Data extracts:
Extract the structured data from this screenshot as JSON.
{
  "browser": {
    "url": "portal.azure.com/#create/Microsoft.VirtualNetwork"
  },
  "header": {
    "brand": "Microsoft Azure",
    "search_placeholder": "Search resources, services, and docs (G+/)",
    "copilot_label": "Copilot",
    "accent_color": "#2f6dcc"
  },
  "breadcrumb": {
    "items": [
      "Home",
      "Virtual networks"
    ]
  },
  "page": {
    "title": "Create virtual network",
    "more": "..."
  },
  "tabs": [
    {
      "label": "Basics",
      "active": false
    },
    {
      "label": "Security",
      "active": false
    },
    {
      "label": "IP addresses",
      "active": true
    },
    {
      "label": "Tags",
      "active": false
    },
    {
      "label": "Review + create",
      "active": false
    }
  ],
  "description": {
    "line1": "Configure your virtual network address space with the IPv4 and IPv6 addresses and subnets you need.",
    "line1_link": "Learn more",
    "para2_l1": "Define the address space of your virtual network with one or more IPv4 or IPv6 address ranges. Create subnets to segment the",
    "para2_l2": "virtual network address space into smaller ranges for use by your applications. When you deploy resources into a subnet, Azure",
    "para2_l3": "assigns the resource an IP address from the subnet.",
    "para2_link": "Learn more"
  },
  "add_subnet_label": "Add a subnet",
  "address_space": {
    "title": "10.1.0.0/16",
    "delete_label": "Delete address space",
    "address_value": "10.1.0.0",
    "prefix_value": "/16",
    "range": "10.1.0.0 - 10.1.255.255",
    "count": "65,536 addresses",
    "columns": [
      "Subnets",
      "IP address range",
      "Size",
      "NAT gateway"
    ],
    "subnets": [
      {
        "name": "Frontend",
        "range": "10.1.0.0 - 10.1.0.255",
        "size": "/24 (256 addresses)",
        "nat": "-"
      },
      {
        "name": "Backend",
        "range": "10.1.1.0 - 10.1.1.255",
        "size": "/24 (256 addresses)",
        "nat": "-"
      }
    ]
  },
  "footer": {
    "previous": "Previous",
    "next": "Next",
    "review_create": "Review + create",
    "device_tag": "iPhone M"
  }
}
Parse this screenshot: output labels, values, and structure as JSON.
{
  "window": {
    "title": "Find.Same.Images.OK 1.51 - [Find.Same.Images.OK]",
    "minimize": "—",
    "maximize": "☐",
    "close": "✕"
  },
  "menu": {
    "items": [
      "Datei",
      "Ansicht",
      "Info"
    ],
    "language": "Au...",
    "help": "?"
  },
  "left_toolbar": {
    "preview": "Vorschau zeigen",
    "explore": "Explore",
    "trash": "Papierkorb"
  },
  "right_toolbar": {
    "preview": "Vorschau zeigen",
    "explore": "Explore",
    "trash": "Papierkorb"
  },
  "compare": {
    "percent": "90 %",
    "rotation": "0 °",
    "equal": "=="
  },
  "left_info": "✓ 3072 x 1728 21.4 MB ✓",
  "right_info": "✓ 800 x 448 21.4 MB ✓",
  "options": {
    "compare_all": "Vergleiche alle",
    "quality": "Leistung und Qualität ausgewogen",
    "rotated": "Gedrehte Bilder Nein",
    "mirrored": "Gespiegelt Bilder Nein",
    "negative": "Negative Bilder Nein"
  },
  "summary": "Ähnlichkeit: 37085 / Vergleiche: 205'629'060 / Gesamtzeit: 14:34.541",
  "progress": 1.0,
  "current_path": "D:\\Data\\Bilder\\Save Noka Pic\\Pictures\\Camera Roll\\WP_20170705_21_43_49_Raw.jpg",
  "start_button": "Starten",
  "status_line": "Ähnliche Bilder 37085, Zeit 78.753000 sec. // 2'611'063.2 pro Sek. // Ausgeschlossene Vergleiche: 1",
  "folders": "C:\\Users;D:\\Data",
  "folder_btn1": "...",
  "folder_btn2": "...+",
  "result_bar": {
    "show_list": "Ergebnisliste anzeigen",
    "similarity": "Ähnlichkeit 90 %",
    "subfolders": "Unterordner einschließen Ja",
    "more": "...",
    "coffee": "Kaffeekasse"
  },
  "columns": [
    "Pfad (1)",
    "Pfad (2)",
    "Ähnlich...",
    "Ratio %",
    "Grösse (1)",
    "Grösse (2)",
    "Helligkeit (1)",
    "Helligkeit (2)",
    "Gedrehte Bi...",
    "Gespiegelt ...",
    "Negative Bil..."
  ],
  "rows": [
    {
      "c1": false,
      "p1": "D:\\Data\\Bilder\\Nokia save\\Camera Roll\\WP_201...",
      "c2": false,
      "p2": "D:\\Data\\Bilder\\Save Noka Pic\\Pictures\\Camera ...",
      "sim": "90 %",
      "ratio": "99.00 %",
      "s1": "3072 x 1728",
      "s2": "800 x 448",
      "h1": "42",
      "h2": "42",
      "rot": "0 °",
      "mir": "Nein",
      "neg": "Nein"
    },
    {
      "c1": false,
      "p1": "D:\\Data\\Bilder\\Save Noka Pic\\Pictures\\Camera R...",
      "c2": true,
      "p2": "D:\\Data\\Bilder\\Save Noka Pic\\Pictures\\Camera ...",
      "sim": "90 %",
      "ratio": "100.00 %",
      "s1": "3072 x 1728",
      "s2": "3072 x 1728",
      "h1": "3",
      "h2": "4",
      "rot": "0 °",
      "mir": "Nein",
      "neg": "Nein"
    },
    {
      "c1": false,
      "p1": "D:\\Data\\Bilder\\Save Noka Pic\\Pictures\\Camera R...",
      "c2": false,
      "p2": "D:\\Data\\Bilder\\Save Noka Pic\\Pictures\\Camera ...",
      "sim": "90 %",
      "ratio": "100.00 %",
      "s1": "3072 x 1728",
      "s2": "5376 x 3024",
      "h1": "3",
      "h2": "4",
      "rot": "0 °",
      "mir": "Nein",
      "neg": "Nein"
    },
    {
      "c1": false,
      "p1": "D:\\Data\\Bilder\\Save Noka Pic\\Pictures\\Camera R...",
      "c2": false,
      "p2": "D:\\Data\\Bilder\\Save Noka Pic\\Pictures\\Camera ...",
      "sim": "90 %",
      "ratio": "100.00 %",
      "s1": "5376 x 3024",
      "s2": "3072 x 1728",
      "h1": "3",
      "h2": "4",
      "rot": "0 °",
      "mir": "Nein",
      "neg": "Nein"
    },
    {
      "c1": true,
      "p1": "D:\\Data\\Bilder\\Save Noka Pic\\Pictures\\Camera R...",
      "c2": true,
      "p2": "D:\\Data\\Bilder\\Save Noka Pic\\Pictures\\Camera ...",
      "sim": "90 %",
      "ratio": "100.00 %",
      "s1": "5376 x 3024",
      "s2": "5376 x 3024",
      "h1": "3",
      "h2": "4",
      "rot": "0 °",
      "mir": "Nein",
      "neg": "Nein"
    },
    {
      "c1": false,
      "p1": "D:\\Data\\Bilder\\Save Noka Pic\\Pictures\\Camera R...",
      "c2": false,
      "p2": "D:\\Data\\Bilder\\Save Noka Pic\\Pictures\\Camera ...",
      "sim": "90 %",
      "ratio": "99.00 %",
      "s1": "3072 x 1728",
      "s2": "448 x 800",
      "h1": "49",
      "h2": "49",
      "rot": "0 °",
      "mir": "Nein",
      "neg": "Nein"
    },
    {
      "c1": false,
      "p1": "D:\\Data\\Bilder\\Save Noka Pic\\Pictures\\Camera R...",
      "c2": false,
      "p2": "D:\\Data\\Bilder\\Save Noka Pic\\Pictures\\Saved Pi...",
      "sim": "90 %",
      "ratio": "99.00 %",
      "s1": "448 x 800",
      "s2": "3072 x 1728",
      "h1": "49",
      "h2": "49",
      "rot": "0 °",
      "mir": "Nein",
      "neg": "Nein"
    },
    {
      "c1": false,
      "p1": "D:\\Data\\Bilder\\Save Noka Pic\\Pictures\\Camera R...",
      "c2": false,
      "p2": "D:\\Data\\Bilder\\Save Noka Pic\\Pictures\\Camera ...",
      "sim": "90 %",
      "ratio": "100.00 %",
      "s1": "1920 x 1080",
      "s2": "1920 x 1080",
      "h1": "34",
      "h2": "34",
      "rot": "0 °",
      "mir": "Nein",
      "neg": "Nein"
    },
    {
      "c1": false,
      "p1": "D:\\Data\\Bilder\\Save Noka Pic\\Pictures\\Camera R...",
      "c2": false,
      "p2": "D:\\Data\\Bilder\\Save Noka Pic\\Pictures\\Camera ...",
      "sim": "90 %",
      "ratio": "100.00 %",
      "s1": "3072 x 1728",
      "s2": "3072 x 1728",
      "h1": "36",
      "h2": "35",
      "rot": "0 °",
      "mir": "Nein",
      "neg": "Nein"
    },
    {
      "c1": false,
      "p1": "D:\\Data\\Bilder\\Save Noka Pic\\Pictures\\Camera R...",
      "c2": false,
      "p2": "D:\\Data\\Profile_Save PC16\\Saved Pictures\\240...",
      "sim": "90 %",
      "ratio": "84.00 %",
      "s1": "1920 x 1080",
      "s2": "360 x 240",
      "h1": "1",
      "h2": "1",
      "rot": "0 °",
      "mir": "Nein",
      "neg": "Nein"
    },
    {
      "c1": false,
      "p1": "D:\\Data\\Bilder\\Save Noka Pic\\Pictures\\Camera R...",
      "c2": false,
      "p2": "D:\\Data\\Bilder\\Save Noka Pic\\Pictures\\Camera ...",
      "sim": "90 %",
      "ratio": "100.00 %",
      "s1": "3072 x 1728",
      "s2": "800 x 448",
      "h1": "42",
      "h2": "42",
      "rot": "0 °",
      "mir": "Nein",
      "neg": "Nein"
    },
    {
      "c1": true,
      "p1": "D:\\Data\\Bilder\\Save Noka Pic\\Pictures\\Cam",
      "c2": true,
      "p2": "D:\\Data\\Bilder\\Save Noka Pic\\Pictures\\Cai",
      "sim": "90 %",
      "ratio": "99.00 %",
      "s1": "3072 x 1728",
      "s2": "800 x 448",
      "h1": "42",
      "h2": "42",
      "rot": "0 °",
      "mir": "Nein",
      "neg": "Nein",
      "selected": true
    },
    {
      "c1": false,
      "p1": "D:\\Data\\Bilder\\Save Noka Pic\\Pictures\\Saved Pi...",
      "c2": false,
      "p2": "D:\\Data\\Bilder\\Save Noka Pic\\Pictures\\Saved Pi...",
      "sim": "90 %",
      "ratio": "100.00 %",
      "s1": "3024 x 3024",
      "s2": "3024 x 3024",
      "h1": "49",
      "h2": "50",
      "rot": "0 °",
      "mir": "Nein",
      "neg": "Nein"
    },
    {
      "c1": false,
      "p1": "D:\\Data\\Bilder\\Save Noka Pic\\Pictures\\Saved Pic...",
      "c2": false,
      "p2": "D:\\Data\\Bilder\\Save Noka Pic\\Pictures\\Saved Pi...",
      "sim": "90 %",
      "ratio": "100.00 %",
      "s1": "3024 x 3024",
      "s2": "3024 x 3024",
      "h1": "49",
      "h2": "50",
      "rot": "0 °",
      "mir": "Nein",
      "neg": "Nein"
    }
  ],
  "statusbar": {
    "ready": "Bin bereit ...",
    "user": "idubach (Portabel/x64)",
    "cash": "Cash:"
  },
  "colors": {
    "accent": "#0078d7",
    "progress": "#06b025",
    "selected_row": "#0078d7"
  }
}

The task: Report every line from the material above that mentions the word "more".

Answer area:
    "more": "..."
    "line1_link": "Learn more",
    "para2_l1": "Define the address space of your virtual network with one or more IPv4 or IPv6 address ranges. Create subnets to segment the",
    "para2_link": "Learn more"
    "more": "...",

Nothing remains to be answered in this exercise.